The Washington Cares Fundlooks to alleviate costs through a payroll tax — beginning January 1, 2022 — of .58%, or $0.58 for every $100. The average Washington salary is $52,000 gross annually. With this tax, a person earning $50,000 would pay $300/year (about $25/month; check yours with the calculator on the state website). This amount is placed into a trust account overseen by the LTSS and would be available to Washington residents beginning in 2025. To be permanently eligible for benefits, a person must have paid within 10 years within their life (5 consecutively) while being employed more than 500 hours annually (and over the age of 18).

For example, if an individual pays 5 years consecutively, then at the 10-year mark, they will be eligible for benefits any time after that. There is a possibility of being eligible temporarily if you are close to retirement by allowing individuals to pay in for a limited time frame (minimum of 3 years), and then apply for assistance within the same amount of time after retirement. For example, if you contribute 3 years to the fund, you can then apply for benefits within 3 years of retiring (6 years total). Those exempted from this tax include federal employees, self-insured, and casual laborers (or part-time workers). You must pay into the Washington Cares Fund in order to receive the benefits. To be eligible, you must be unable to do two daily tasks (such as bathing, dressing, eating, etc.) or need that care as provided in a setting (such as a facility or in-home). Applications will be handled through the Department of Social and Health Services, very similarly to how the process is for the Family and Medical Leave Act.

Benefits from the Washington Cares Fund are only available to Washington residents. If you work in Washington and live out of state, you will pay the tax, but not be able to receive benefits. If you work the allotted time, and retire in another state, the funds are not transferable, and you will not be eligible to use them. The benefits from the Washington Cares Fund are projected to last to 2070 to ease the burden on Medicaid and facilities, and will pay up to $100/day or $36,500 for life.

The Washington Cares Fund only allows a person to request an exemption from the tax once, and, if granted, would not allow them to opt back in for the remainder of their life. In order to be exempted beginning January 1, 2022, it is required that a person have alternative long-term care insurance by November 1, 2021. The Employment Security Department will only accept applications for exemption through December 31, 2022. Some life insurance policies include long-term care riders. These are different from long-term disability, accelerated death benefits, and critical illness, which are not allowable exemptions from the Washington Cares Fund. Almost no insurance companies are accepting applications from Washington residents until after November 1 (the deadline to be exempted), and those that will take applications currently are only accepting applicants 50 years of age or older.

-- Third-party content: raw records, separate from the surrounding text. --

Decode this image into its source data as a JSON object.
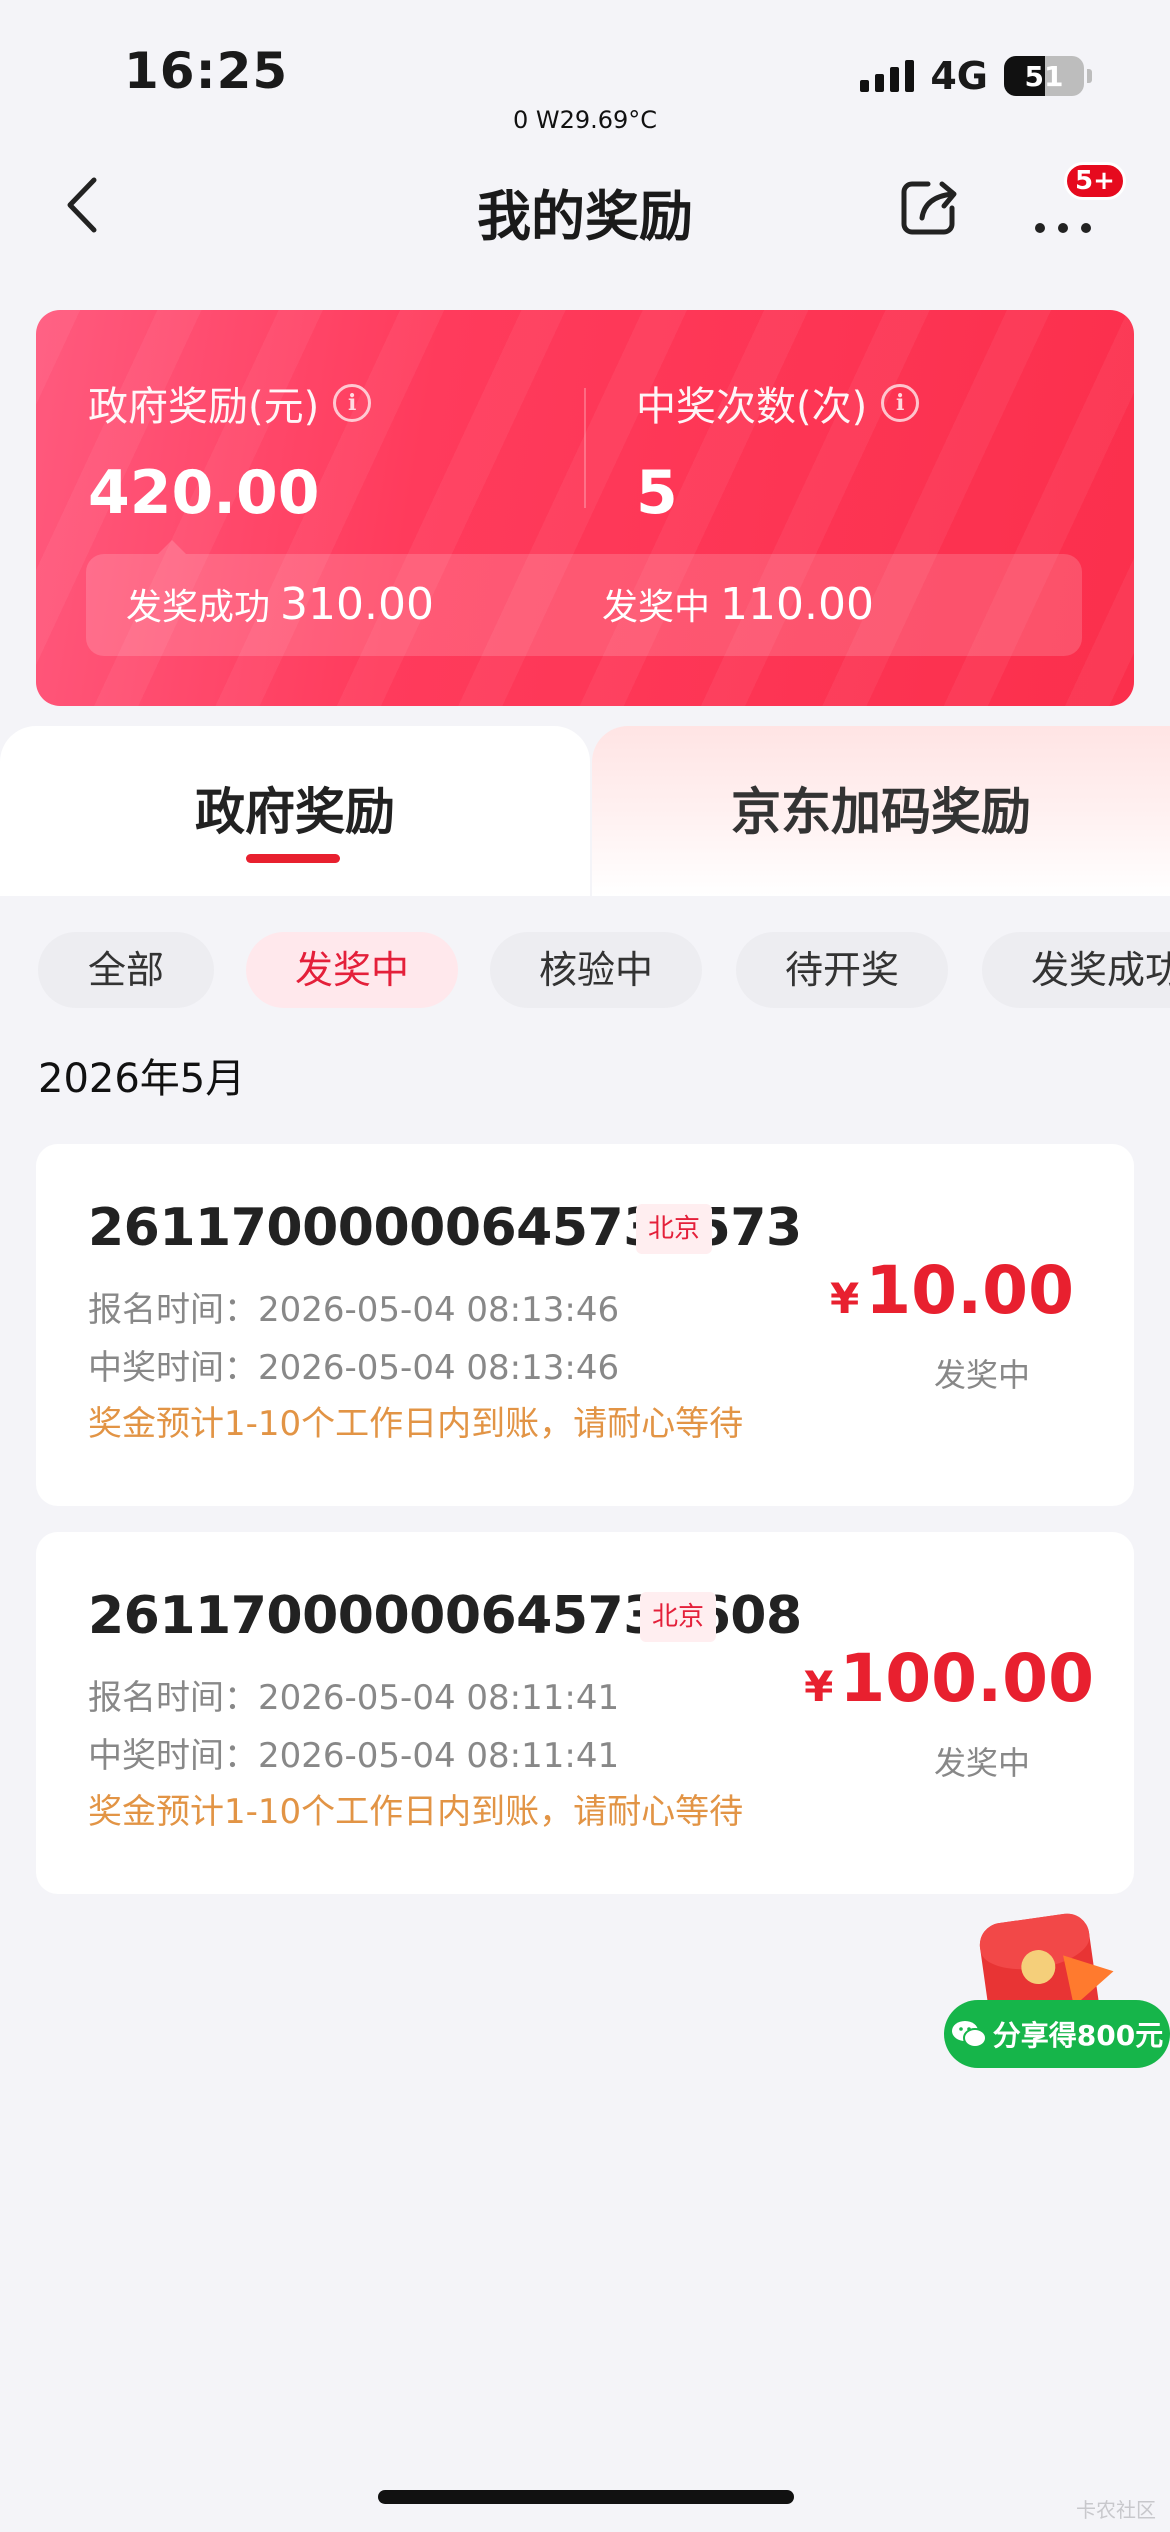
{
  "status_bar": {
    "time": "16:25",
    "subtitle": "0 W29.69°C",
    "network": "4G",
    "battery": "51",
    "battery_level": 0.51
  },
  "nav": {
    "title": "我的奖励",
    "badge": "5+"
  },
  "summary": {
    "reward_label": "政府奖励(元)",
    "reward_value": "420.00",
    "count_label": "中奖次数(次)",
    "count_value": "5",
    "success_label": "发奖成功",
    "success_value": "310.00",
    "pending_label": "发奖中",
    "pending_value": "110.00"
  },
  "tabs": [
    {
      "label": "政府奖励",
      "active": true
    },
    {
      "label": "京东加码奖励",
      "active": false
    }
  ],
  "filters": [
    {
      "label": "全部",
      "active": false
    },
    {
      "label": "发奖中",
      "active": true
    },
    {
      "label": "核验中",
      "active": false
    },
    {
      "label": "待开奖",
      "active": false
    },
    {
      "label": "发奖成功",
      "active": false
    }
  ],
  "month": "2026年5月",
  "records": [
    {
      "id": "26117000000645737573",
      "region": "北京",
      "signup_label": "报名时间：",
      "signup_time": "2026-05-04 08:13:46",
      "win_label": "中奖时间：",
      "win_time": "2026-05-04 08:13:46",
      "note": "奖金预计1-10个工作日内到账，请耐心等待",
      "currency": "¥",
      "amount": "10.00",
      "status": "发奖中"
    },
    {
      "id": "26117000000645733608",
      "region": "北京",
      "signup_label": "报名时间：",
      "signup_time": "2026-05-04 08:11:41",
      "win_label": "中奖时间：",
      "win_time": "2026-05-04 08:11:41",
      "note": "奖金预计1-10个工作日内到账，请耐心等待",
      "currency": "¥",
      "amount": "100.00",
      "status": "发奖中"
    }
  ],
  "share_float": {
    "label": "分享得800元"
  },
  "watermark": "卡农社区"
}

You can find more information about The Washington Cares Fund at Additionally, the insurance commissioner’s website has a list of approved insurance companies that offer life insurance with long-term care riders, and those that offer long-term care insurance separately. For questions about the fund, emails can be sent to

If you’d like your voice to be heard, send letters to your regional representatives.

For more information on long-term care insurance, visit:


Stephanie is a Law & Justice Major, passionate UW fan, pre-COVID concert fanatic, novice poet, and staunch advocate for social transformation.

[You can find more information about The Washington Cares Fund at]

Photo by Dominik Lange on Unsplash